Should Manchester United legend Ryan Giggs be winning all these awards?

(An article by Hugo Saye.)

Ryan Giggs is indisputably one of the greatest players in the history of the Premier League. His record of 11 League titles, four FA Cups and two European Cups is unrivalled, and he was named in the PFA’s Team of the Century in 2007. Indeed, in the red half of Manchester his name has even become its own adjective whereby, like the player himself, the very best things can be described as “Giggs.” Perhaps most impressive of all is that he is the rarest of all beings: a Manchester United player who receives not abuse but admiration from rival fans. A record breaking player on the pitch and a gentleman off it.

However, this year we seem to have seen achievement bow to sentiment in the handing out of the PFA Player of the Year and now BBC Sports Personality of the Year awards. I don’t think there is anyone who would argue that Giggs’ remarkable career warrants some form of recognition, but these presentations have been the wrong kind. The purpose of both awards is to recognise those who have had an exceptional year, not necessarily an exceptional career. 

Although it was extensively discussed at the time, it’s worth considering the PFA award again. While Manchester United picked up their third consecutive league title this year, Giggs himself started just 12 games in that triumph, with another 16 substitute appearances. The fact that he contributed just two goals over the campaign further suggests that his influence on United’s success, while important, was relatively modest. Of course there is far more to good football than simply good statistics, but it is hard to argue that Giggs was the most significant player even within his own team when confronted with those numbers, let alone the entire league.

His team mate Nemanja Vidic had a terrific season and looked certain to receive the honour until Fernando Torres cast that into doubt by humiliating the Serb throughout that astonishing 4-1 defeat to Liverpool at Old Trafford. Despite that game, few would say that he was less crucial to United’s title win than Giggs, and the same could be said for fellow United players Cristiano Ronaldo, Wayne Rooney and Edwin van der Sar.
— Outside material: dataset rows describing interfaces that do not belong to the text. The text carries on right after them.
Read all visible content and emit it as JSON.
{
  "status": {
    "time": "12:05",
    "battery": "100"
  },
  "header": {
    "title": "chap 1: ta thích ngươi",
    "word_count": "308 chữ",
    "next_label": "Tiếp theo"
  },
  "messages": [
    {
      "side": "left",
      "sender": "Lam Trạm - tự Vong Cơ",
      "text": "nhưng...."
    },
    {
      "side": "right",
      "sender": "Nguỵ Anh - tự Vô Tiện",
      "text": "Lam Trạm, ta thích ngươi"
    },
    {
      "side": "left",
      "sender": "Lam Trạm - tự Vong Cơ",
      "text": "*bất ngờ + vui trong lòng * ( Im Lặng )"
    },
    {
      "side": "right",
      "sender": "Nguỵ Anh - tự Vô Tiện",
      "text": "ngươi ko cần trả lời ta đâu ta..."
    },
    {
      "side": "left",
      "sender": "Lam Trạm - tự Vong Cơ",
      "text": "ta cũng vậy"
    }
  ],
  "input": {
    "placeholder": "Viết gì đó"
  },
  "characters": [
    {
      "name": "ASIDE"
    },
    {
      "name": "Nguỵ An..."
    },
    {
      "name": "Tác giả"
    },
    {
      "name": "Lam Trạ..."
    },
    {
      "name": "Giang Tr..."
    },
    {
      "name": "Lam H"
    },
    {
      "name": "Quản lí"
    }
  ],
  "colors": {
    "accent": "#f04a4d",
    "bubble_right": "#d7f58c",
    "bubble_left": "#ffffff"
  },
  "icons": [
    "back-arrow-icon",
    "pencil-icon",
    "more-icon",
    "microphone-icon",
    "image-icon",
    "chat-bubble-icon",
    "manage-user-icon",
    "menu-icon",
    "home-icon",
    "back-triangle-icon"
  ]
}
Elsewhere, Steven Gerrard was superb all season, dragging what now appears a fairly ordinary Liverpool side to the brink of their first league title in nearly two decades. Alongside him at Anfield, the two Spaniards Torres and Xabi Alonso were also tremendous, with one’s finishing as inspirational as the other’s passing. Nicolas Anelka revelled in the support of then-Chelsea manager Luis Scolari and picked up the Golden Boot with 19 league goals, while Ashley Young and Steven Ireland both performed above expectations but were really battling it out for the Young Player award. Certainly then that Giggs was decreed the best player in the Premier League last season was strange, but surely not as strange as his BBC award on Sunday night.

The Sports Personality of the Year award is voted by the public so this is no criticism of the BBC, just as I intended no criticism of the PFA as an organisation, but has Giggs really had a better sporting year than Jenson Button, Jessica Ennis or David Haye? While Giggs played a supporting role in his team’s domestic achievements, those three have all become World Champions in their respective fields, as have Beth Tweddle, Phillips Idowu and Tom Daley, while Andrew Strauss captained Enlgand to the Ashes and Mark Cavendish and Andy Murray have scaled heights previously unknown to British athletes on the world stage.

Giggs himself appeared as surprised as anyone at his winning of the award, a further compliment as to the modesty of his character, because he was most likely aware that it is very difficult to argue that his year really holds comparison with those of his fellow candidates. Of course, this is the year he won a record 11th league title but that is testament to his career and his team mates more than his personal contributions to 2009.

Undoubtedly Giggs deserves recognition, but this would be far more appropriate in the form of a career achievement award when the time comes for him to hang up his boots. The doe-eyed voting for this year’s awards has seen more deserving candidates miss out on the praise they have earned, and perhaps in future we should vote with a little more perspective to ensure that it is the best man who wins, not the most decorated veteran.